 There are a variety of approaches apparent to those skilled in the art that may be taken in image processing system 430 for processing received original image data 420 so as to produce binary data 440 for selective edge softening. It will also be appreciated by those skilled in the art that the exact type and pattern of edge dithering utilized will vary depending upon the particulars of print engine 450. One approach comprises essentially the steps of storing the incoming data 420 in a buffer or memory; replicating or copying incoming data 420 in a memory work space; performing a selective dilation/erosion upon the work space data followed by; XOR of that result with another copy of the original incoming data 420, then; dithering that result, and; finally performing an XOR operation of that work space result upon the original incoming data 420 as stored in a buffer memory (or upon a copy of the original incoming data 420). This will place selectively dithered edges into the image to overcome halo problems.

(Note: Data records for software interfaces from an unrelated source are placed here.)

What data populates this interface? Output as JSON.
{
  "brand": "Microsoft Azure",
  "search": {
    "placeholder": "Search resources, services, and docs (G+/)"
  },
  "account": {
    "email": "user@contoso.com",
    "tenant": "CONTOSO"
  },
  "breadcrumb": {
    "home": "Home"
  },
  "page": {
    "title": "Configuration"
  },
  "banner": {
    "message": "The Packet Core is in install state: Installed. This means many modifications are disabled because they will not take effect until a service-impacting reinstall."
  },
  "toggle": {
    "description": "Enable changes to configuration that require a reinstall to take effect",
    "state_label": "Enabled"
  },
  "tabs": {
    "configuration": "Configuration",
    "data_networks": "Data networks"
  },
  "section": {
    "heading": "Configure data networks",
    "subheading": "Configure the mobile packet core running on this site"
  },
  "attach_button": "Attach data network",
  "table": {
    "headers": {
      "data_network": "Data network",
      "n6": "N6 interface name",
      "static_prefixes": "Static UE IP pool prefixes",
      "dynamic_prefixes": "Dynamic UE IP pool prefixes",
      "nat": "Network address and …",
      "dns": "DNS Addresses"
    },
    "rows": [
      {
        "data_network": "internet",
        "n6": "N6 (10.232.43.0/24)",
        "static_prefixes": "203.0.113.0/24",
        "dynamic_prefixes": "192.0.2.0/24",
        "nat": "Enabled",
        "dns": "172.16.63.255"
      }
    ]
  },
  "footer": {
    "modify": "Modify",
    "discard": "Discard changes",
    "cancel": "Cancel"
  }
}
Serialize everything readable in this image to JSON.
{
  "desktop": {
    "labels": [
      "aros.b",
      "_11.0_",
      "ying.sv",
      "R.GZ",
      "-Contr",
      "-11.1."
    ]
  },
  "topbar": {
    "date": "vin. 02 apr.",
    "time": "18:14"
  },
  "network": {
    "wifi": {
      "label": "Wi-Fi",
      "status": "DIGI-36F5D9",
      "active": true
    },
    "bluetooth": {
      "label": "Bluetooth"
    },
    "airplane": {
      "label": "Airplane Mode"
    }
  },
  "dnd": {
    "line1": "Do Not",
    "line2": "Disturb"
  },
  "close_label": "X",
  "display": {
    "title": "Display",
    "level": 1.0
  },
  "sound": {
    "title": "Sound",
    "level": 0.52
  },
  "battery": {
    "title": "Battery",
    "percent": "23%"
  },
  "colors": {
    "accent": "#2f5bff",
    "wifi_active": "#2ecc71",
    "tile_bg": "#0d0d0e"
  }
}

 An image description language such as PostScript™ will achieve the edge softening in much the same manner as described above, but will utilizing trapping. Trapping is a selective dilation typically used to ameliorate halo effects. However, here the trapping result is tagged for dithering or edge softening. That dithered and/or softened result is then substituted back into either a processed or an unprocessed version of the image. In one embodiment the result is substituted into the original image with an XOR operation after that original has received application of the system halftone. Please note that edge modification operations are often performed on image types other than digital pixelated images. For instance, edge trapping is often performed on a vector (functional, PDL, . . . ) form of an image. The present invention also applies in that setting. One such usage in that setting is an improvement over current trapping practices in the art. The improvement includes inserting a trap object (dilated edge) in functional or digital form, where the trap possesses values as described above [softened gradient, . . . ]. Further, a tag denoting that the object is a trap or denoting a preferred rendering process for the object may be created and adjoined to the electronic file describing the image. Subsequent digitization and rendering modules may then selectively render the trap objects according the tag information. In some Digital Front Ends (DFEs) one or more of the above processing modules may be combined into a single module.
 Thus by introducing selective edge softening and edge selective edge dithering in combination with the methods and apparatus discussed above, better positioning of the toner cloud is afforded, color plane-to-plane interactions are overcome, and misregistration error is mitigated, thereby overcoming edge displacement, image halo, and slow toner problems.
 While the embodiment disclosed herein is preferred, it will be appreciated from this teaching that other variations or examples may be made by those skilled in the art. There is no intent to exclude various alternative, modifications, variations or improvements from being encompassed by the following claims: